**Task prompt**. Output the records again verbatim.

[Dataset rows describing interfaces]
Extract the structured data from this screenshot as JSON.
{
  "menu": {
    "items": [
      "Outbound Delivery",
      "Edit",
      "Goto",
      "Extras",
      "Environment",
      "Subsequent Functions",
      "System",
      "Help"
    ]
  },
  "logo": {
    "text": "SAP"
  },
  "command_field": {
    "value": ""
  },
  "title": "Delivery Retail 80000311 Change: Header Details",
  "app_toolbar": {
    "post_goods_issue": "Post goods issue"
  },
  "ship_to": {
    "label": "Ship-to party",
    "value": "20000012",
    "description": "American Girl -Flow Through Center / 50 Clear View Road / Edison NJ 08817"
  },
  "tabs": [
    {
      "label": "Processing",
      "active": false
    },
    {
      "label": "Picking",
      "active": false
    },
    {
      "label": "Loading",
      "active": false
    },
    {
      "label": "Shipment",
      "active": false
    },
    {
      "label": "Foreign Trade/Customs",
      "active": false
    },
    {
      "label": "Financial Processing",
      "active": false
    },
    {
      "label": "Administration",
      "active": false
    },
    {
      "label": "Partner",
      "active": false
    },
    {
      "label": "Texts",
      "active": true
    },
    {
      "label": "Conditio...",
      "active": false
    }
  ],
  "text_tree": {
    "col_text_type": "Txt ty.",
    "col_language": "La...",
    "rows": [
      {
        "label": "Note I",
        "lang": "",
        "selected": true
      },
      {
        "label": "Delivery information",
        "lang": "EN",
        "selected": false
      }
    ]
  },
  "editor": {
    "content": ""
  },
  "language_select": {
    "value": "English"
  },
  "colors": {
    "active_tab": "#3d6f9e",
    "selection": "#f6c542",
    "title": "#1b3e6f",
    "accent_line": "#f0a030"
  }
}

**Answer to the problem**.
Extract the structured data from this screenshot as JSON.
{
  "menu": {
    "items": [
      "Outbound Delivery",
      "Edit",
      "Goto",
      "Extras",
      "Environment",
      "Subsequent Functions",
      "System",
      "Help"
    ]
  },
  "logo": {
    "text": "SAP"
  },
  "command_field": {
    "value": ""
  },
  "title": "Delivery Retail 80000311 Change: Header Details",
  "app_toolbar": {
    "post_goods_issue": "Post goods issue"
  },
  "ship_to": {
    "label": "Ship-to party",
    "value": "20000012",
    "description": "American Girl -Flow Through Center / 50 Clear View Road / Edison NJ 08817"
  },
  "tabs": [
    {
      "label": "Processing",
      "active": false
    },
    {
      "label": "Picking",
      "active": false
    },
    {
      "label": "Loading",
      "active": false
    },
    {
      "label": "Shipment",
      "active": false
    },
    {
      "label": "Foreign Trade/Customs",
      "active": false
    },
    {
      "label": "Financial Processing",
      "active": false
    },
    {
      "label": "Administration",
      "active": false
    },
    {
      "label": "Partner",
      "active": false
    },
    {
      "label": "Texts",
      "active": true
    },
    {
      "label": "Conditio...",
      "active": false
    }
  ],
  "text_tree": {
    "col_text_type": "Txt ty.",
    "col_language": "La...",
    "rows": [
      {
        "label": "Note I",
        "lang": "",
        "selected": true
      },
      {
        "label": "Delivery information",
        "lang": "EN",
        "selected": false
      }
    ]
  },
  "editor": {
    "content": ""
  },
  "language_select": {
    "value": "English"
  },
  "colors": {
    "active_tab": "#3d6f9e",
    "selection": "#f6c542",
    "title": "#1b3e6f",
    "accent_line": "#f0a030"
  }
}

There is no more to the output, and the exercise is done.